[Data items]

=======

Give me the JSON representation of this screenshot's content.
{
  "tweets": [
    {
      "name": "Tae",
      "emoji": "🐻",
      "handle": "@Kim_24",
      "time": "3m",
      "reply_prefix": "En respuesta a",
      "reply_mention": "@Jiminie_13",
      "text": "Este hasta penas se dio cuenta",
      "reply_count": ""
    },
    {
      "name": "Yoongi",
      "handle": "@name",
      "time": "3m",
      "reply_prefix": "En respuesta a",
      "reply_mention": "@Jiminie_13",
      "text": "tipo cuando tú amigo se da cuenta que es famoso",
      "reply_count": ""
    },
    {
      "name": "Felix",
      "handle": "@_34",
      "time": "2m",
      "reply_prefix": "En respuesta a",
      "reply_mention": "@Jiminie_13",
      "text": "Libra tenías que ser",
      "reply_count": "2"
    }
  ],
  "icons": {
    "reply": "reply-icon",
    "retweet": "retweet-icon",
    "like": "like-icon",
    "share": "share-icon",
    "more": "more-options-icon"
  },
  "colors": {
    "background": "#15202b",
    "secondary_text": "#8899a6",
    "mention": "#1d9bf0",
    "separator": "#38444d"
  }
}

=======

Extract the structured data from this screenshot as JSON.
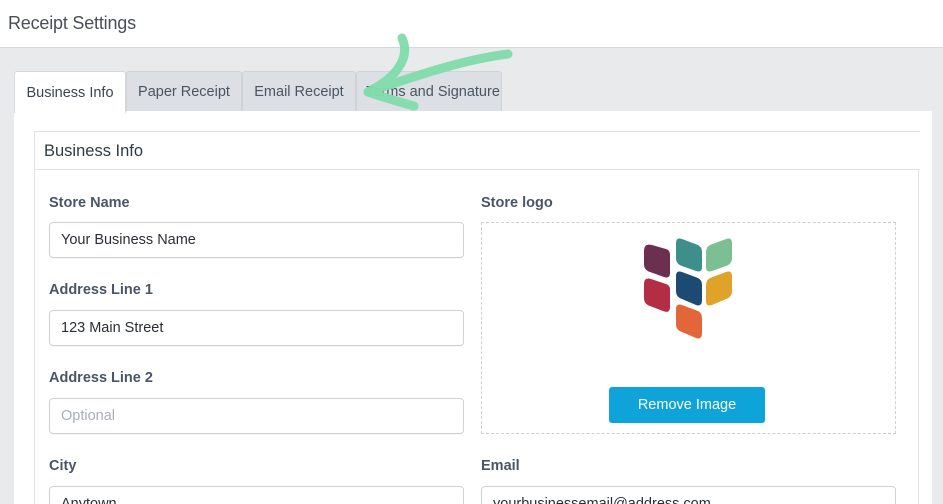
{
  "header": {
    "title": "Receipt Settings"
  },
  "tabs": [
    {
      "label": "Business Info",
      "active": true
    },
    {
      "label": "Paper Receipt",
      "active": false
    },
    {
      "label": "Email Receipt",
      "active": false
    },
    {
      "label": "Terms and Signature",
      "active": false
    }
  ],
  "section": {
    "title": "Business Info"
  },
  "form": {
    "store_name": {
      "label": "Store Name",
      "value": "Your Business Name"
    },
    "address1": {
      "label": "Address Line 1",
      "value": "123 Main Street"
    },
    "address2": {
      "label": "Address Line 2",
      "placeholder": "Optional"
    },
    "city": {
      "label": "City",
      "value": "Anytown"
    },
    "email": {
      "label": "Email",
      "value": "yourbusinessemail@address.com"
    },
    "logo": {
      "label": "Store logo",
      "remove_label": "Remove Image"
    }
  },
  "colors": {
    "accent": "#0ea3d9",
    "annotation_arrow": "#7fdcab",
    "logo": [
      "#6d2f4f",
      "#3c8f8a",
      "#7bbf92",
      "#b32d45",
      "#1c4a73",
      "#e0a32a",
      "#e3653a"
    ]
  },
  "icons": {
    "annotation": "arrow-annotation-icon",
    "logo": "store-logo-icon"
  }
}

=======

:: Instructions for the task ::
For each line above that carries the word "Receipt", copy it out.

:: Solved exercise ::
    "title": "Receipt Settings"
      "label": "Paper Receipt",
      "label": "Email Receipt",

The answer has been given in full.